● Data under study
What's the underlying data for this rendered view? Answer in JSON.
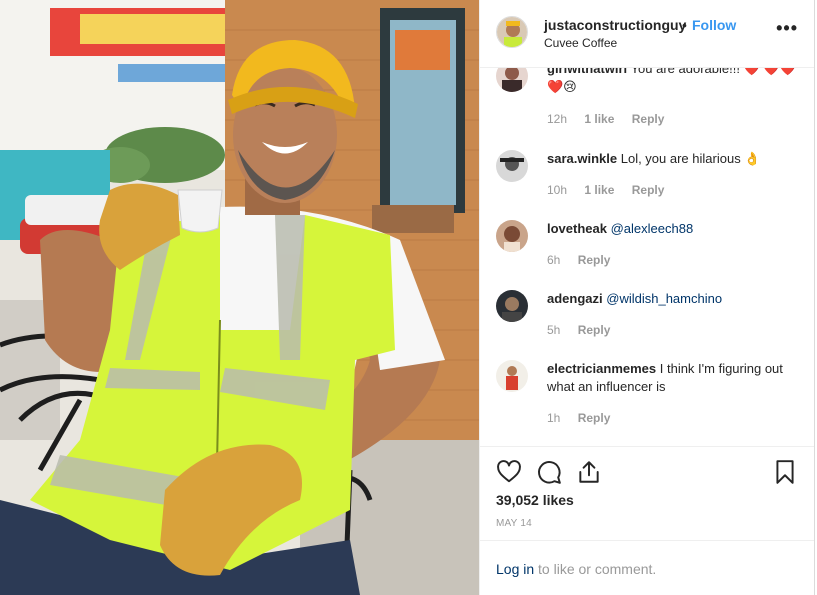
{
  "post": {
    "username": "justaconstructionguy",
    "separator": "•",
    "follow_label": "Follow",
    "location": "Cuvee Coffee",
    "more_icon": "more-options-icon",
    "more_label": "•••"
  },
  "comments": [
    {
      "user": "girlwithatwirl",
      "text": "You are adorable!!! ❤️ ❤️❤️❤️😢",
      "time": "12h",
      "likes": "1 like",
      "reply": "Reply"
    },
    {
      "user": "sara.winkle",
      "text": "Lol, you are hilarious 👌",
      "time": "10h",
      "likes": "1 like",
      "reply": "Reply"
    },
    {
      "user": "lovetheak",
      "mention": "@alexleech88",
      "time": "6h",
      "reply": "Reply"
    },
    {
      "user": "adengazi",
      "mention": "@wildish_hamchino",
      "time": "5h",
      "reply": "Reply"
    },
    {
      "user": "electricianmemes",
      "text": "I think I'm figuring out what an influencer is",
      "time": "1h",
      "reply": "Reply"
    }
  ],
  "actions": {
    "like_icon": "heart-icon",
    "comment_icon": "comment-icon",
    "share_icon": "share-icon",
    "save_icon": "bookmark-icon",
    "likes": "39,052 likes",
    "date": "MAY 14"
  },
  "login": {
    "link": "Log in",
    "rest": " to like or comment."
  },
  "colors": {
    "link_blue": "#3897f0",
    "mention_blue": "#003569",
    "vest": "#d6f53a"
  }
}
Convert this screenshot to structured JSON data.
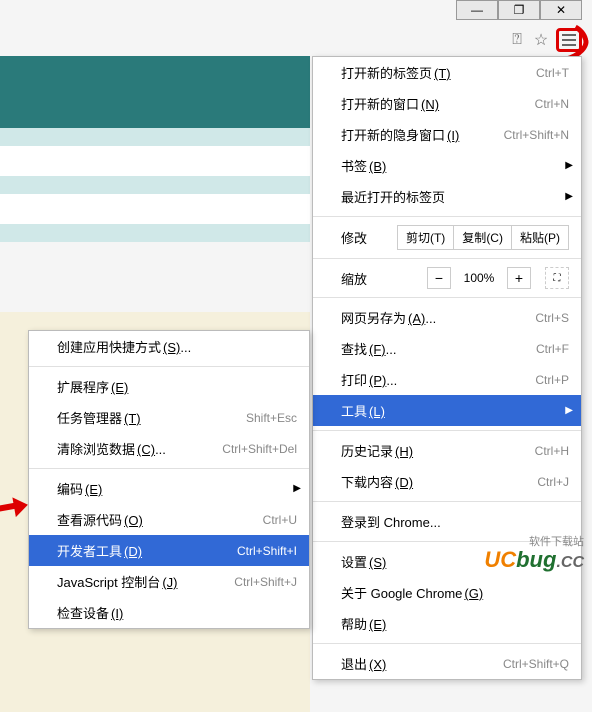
{
  "windowControls": {
    "min": "—",
    "max": "❐",
    "close": "✕"
  },
  "mainMenu": {
    "newTab": {
      "label": "打开新的标签页",
      "m": "(T)",
      "shortcut": "Ctrl+T"
    },
    "newWindow": {
      "label": "打开新的窗口",
      "m": "(N)",
      "shortcut": "Ctrl+N"
    },
    "incognito": {
      "label": "打开新的隐身窗口",
      "m": "(I)",
      "shortcut": "Ctrl+Shift+N"
    },
    "bookmarks": {
      "label": "书签",
      "m": "(B)"
    },
    "recentTabs": {
      "label": "最近打开的标签页"
    },
    "edit": {
      "label": "修改",
      "cut": "剪切",
      "cutM": "(T)",
      "copy": "复制",
      "copyM": "(C)",
      "paste": "粘贴",
      "pasteM": "(P)"
    },
    "zoom": {
      "label": "缩放",
      "minus": "−",
      "value": "100%",
      "plus": "+"
    },
    "saveAs": {
      "label": "网页另存为",
      "m": "(A)",
      "shortcut": "Ctrl+S"
    },
    "find": {
      "label": "查找",
      "m": "(F)",
      "shortcut": "Ctrl+F"
    },
    "print": {
      "label": "打印",
      "m": "(P)",
      "shortcut": "Ctrl+P"
    },
    "tools": {
      "label": "工具",
      "m": "(L)"
    },
    "history": {
      "label": "历史记录",
      "m": "(H)",
      "shortcut": "Ctrl+H"
    },
    "downloads": {
      "label": "下载内容",
      "m": "(D)",
      "shortcut": "Ctrl+J"
    },
    "signin": {
      "label": "登录到 Chrome..."
    },
    "settings": {
      "label": "设置",
      "m": "(S)"
    },
    "about": {
      "label": "关于 Google Chrome",
      "m": "(G)"
    },
    "help": {
      "label": "帮助",
      "m": "(E)"
    },
    "exit": {
      "label": "退出",
      "m": "(X)",
      "shortcut": "Ctrl+Shift+Q"
    }
  },
  "subMenu": {
    "createShortcut": {
      "label": "创建应用快捷方式",
      "m": "(S)",
      "suffix": "..."
    },
    "extensions": {
      "label": "扩展程序",
      "m": "(E)"
    },
    "taskManager": {
      "label": "任务管理器",
      "m": "(T)",
      "shortcut": "Shift+Esc"
    },
    "clearData": {
      "label": "清除浏览数据",
      "m": "(C)",
      "suffix": "...",
      "shortcut": "Ctrl+Shift+Del"
    },
    "encoding": {
      "label": "编码",
      "m": "(E)"
    },
    "viewSource": {
      "label": "查看源代码",
      "m": "(O)",
      "shortcut": "Ctrl+U"
    },
    "devTools": {
      "label": "开发者工具",
      "m": "(D)",
      "shortcut": "Ctrl+Shift+I"
    },
    "jsConsole": {
      "label": "JavaScript 控制台",
      "m": "(J)",
      "shortcut": "Ctrl+Shift+J"
    },
    "inspect": {
      "label": "检查设备",
      "m": "(I)"
    }
  },
  "watermark": {
    "tag": "软件下载站",
    "uc": "UC",
    "bug": "bug",
    "cc": ".CC"
  }
}
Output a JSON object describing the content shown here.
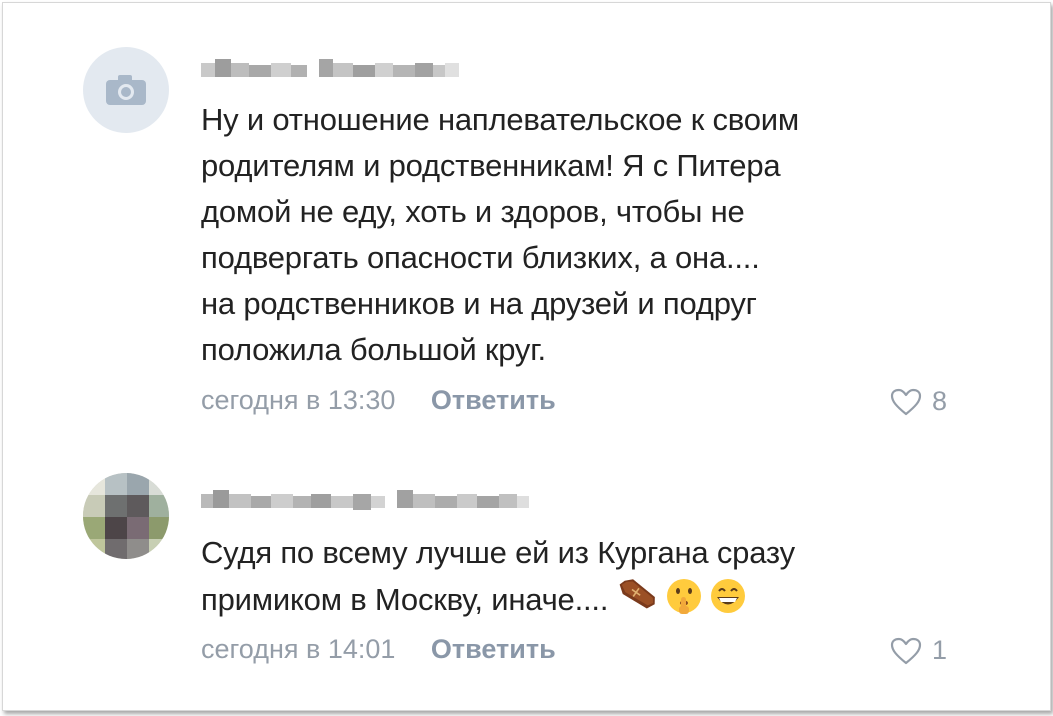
{
  "comments": [
    {
      "avatar": "camera-placeholder-icon",
      "text_lines": [
        "Ну и отношение наплевательское к своим",
        "родителям и родственникам! Я с Питера",
        "домой не еду, хоть и здоров, чтобы не",
        "подвергать опасности близких, а она....",
        "на родственников и на друзей и подруг",
        "положила большой круг."
      ],
      "time": "сегодня в 13:30",
      "reply_label": "Ответить",
      "likes": "8"
    },
    {
      "avatar": "pixelated-photo",
      "text_lines": [
        "Судя по всему лучше ей из Кургана сразу",
        "примиком в Москву, иначе...."
      ],
      "emojis": [
        "coffin-icon",
        "shushing-face-icon",
        "grinning-face-icon"
      ],
      "time": "сегодня в 14:01",
      "reply_label": "Ответить",
      "likes": "1"
    }
  ],
  "colors": {
    "text": "#222222",
    "meta": "#949da8",
    "reply": "#8a97a8",
    "avatar_placeholder": "#e3e9f0",
    "camera_icon": "#a9b8c9"
  }
}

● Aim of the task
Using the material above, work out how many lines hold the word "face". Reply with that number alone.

● Answer to this exercise
2